I worked my way down to the Battery in lower Manhattan and found myself at the Coast Guard building at the very end of the Battery.

As I approached the building, I saw CDR Ray Seebald standing behind a chain link fence. Ray had worked for me when I was the First District Commander and I think we knew each other pretty well.  I approached him and said, "Hey Ray, its Rick Larrabee." Because I was covered with dust and somewhat unrecognizable, he hesitated and then asked for my ID. 

Once past that awkward moment, he took me in, got me cleaned up, I got a call into my wife and then got on a NJ State Police boat and went across the harbor to our offices in Port Newark. 

What did you do to keep the port operational?

For the next four days we worked to find all of our people, get the port back into operation and begin to figure out how to re-establish our operation in the Port Commerce Department.

The Port of New York and New Jersey was closed to all incoming traffic by the Coast Guard.  Very quickly, shipping began to back up and commercial supply chains stopped. It was imperative to get things moving again. As Port Director, my staff and I worked with then Captain Dick Bennis to develop the rational for increasing security but at the same time, allowing commerce to begin flowing again. By the end of the week, the port was open, all be it with many new port security measures in place.

I am most proud of the people who worked in the Port Commerce Department that day.  Within three days, we had found all of our people, established temporary spaces in our port facilities and all of the staff went back to work.

Like the Coast Guard, the Port Authority and all of our commercial partners now had a new mission. For us, port security became our number one priority. Over the past 15 years, we worked with the Coast Guard and Congress to help develop the new Port Security Regulations that have vastly improved security but allowed commerce to grow and support our economy.

What losses did you suffer?

Every one of the people that went through that day that worked for the Port Authority lost friends and colleagues. In total, 87 members of the agency lost their lives that day. In the case of the Port Commerce Department, we lost one individual. Bill Fallon, who headed our Marketing Division, lost his life. He was in a meeting in another part of the building when the first plane hit. 

For whatever reason, they chose to stay in the space they were in and did not leave until it was too late. In the next few weeks, we, along with Bill's wife, will dedicate a conference room in the new WTC 4 Building. I think about Bill and the others we lost that day.

How do you feel about the events now, 15 years on?
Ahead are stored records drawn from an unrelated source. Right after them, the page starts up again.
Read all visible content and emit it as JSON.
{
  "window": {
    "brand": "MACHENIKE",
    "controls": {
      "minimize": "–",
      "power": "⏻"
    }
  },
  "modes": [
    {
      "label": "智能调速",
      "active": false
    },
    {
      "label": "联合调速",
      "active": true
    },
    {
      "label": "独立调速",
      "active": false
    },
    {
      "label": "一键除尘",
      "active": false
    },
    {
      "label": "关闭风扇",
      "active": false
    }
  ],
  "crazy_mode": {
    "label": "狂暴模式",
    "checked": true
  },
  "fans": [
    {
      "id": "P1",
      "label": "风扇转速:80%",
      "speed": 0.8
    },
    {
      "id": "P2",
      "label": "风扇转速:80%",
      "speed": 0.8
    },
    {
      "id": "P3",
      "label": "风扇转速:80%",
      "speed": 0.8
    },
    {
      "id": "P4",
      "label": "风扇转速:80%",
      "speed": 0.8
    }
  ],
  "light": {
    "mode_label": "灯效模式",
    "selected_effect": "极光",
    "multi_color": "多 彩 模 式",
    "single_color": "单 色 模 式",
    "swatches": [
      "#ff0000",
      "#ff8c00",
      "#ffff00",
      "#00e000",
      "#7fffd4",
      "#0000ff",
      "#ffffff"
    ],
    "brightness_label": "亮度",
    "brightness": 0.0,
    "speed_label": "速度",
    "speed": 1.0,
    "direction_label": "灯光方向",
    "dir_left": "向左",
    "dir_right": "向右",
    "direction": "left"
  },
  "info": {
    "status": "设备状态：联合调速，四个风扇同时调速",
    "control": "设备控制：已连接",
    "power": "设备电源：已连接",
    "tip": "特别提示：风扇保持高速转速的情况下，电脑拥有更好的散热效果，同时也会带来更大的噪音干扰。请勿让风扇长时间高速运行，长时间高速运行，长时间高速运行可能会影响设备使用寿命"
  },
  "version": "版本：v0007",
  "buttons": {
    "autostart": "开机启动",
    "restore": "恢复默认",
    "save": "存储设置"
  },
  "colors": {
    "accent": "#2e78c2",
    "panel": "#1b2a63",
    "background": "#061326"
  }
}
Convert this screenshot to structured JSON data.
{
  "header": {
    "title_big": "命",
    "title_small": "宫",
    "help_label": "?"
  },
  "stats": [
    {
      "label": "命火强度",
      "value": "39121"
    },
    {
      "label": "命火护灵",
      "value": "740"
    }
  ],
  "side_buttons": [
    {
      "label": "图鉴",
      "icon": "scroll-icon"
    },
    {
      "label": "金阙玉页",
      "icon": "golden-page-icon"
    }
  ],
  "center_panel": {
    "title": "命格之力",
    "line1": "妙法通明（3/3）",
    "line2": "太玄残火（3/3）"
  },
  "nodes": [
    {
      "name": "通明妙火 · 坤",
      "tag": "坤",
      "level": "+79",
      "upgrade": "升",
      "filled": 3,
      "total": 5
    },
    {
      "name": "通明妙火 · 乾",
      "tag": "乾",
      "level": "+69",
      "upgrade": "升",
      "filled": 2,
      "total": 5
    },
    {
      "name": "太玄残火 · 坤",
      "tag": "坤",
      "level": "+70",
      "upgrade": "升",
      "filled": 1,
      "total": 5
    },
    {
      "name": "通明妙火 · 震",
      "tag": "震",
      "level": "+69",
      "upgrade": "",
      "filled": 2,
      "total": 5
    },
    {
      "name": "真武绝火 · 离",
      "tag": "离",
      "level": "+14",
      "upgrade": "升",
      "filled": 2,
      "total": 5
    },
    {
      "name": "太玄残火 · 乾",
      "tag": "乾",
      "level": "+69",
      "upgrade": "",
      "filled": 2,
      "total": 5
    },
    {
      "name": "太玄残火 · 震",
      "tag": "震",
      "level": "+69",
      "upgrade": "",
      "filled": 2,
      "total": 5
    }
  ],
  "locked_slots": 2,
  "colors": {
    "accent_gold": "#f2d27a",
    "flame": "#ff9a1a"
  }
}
In the fifteen years since 9/11 it has thankfully become more of a past memory. For the people who I worked with, we got refocused on our jobs, moved to temporary space in Union Square in Manhattan and then in March 2015, moved back to the WTC site into the 17th Floor of WTC4.

Our offices looked over the Memorial that has been built to honor those who lost their lives that day. Moving back was painful for many and it took great courage to make that move for a few. 

My last thought about 9/11 is that it was an event that no one knew was coming, that the reaction of so many to help each other was so evident and that it was a testament to all of those who ran toward danger rather than away from it. 

No one knew if there were more attacks to come in the ensuing days, but people did not hesitate to jump in. Since 9/11, the people who work in the Port of New York and New Jersey have been through other difficult times. Super-storm Sandy dealt a devastating blow to the port. Working with the Coast Guard and other agencies, the port was reopened in four days. 

Looking back on 9/11, if there was anything good that came from it, it was the confidence that in tough times, Americans will always come together, even at the risk of their own well-being. These are the kinds of stories that I think the National Coast Guard Museum can help tell. 

Prior to joining the Port Authority, Richard Larrabee held the rank of Rear Admiral in the United States Coast Guard.  He served as Commander First Coast Guard District in Boston, where he oversaw all Coast Guard operations in the Northeastern United States.

The opinions expressed herein are the author's and not necessarily those of The Maritime Executive.

subscribe